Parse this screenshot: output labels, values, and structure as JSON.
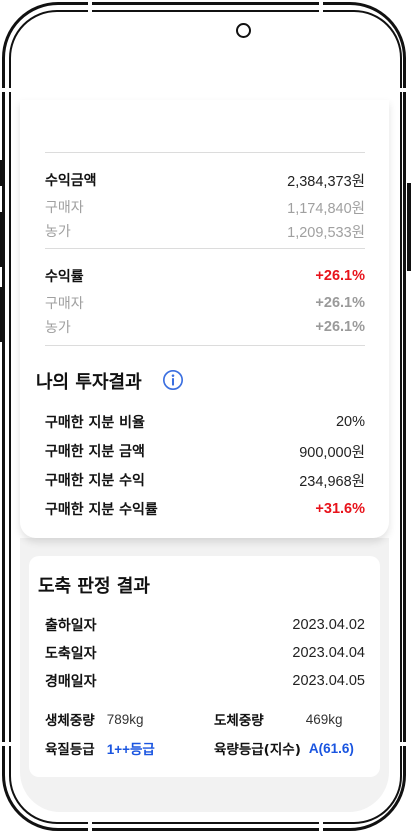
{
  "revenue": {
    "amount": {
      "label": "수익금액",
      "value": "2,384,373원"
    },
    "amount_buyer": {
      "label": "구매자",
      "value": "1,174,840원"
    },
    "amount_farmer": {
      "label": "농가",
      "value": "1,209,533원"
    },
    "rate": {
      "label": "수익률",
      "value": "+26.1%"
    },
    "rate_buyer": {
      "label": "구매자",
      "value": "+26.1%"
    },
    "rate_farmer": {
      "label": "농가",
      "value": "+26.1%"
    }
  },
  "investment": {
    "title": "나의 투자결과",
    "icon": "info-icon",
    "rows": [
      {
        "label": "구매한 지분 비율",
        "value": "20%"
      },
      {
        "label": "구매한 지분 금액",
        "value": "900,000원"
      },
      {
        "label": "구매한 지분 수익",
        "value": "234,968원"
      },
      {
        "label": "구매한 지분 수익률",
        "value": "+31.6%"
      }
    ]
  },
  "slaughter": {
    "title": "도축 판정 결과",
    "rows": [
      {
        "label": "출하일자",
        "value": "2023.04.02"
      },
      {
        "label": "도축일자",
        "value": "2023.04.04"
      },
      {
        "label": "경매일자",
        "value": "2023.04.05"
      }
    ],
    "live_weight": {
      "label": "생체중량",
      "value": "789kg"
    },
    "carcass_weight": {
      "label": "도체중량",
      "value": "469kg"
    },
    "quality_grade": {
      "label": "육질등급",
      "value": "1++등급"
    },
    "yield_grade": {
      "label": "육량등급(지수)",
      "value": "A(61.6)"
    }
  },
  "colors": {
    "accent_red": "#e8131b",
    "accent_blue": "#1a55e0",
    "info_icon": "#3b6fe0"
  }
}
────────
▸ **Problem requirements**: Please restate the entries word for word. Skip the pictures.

▸ **Reply**:
Parse this screenshot: output labels, values, and structure as JSON.
{
  "revenue": {
    "amount": {
      "label": "수익금액",
      "value": "2,384,373원"
    },
    "amount_buyer": {
      "label": "구매자",
      "value": "1,174,840원"
    },
    "amount_farmer": {
      "label": "농가",
      "value": "1,209,533원"
    },
    "rate": {
      "label": "수익률",
      "value": "+26.1%"
    },
    "rate_buyer": {
      "label": "구매자",
      "value": "+26.1%"
    },
    "rate_farmer": {
      "label": "농가",
      "value": "+26.1%"
    }
  },
  "investment": {
    "title": "나의 투자결과",
    "icon": "info-icon",
    "rows": [
      {
        "label": "구매한 지분 비율",
        "value": "20%"
      },
      {
        "label": "구매한 지분 금액",
        "value": "900,000원"
      },
      {
        "label": "구매한 지분 수익",
        "value": "234,968원"
      },
      {
        "label": "구매한 지분 수익률",
        "value": "+31.6%"
      }
    ]
  },
  "slaughter": {
    "title": "도축 판정 결과",
    "rows": [
      {
        "label": "출하일자",
        "value": "2023.04.02"
      },
      {
        "label": "도축일자",
        "value": "2023.04.04"
      },
      {
        "label": "경매일자",
        "value": "2023.04.05"
      }
    ],
    "live_weight": {
      "label": "생체중량",
      "value": "789kg"
    },
    "carcass_weight": {
      "label": "도체중량",
      "value": "469kg"
    },
    "quality_grade": {
      "label": "육질등급",
      "value": "1++등급"
    },
    "yield_grade": {
      "label": "육량등급(지수)",
      "value": "A(61.6)"
    }
  },
  "colors": {
    "accent_red": "#e8131b",
    "accent_blue": "#1a55e0",
    "info_icon": "#3b6fe0"
  }
}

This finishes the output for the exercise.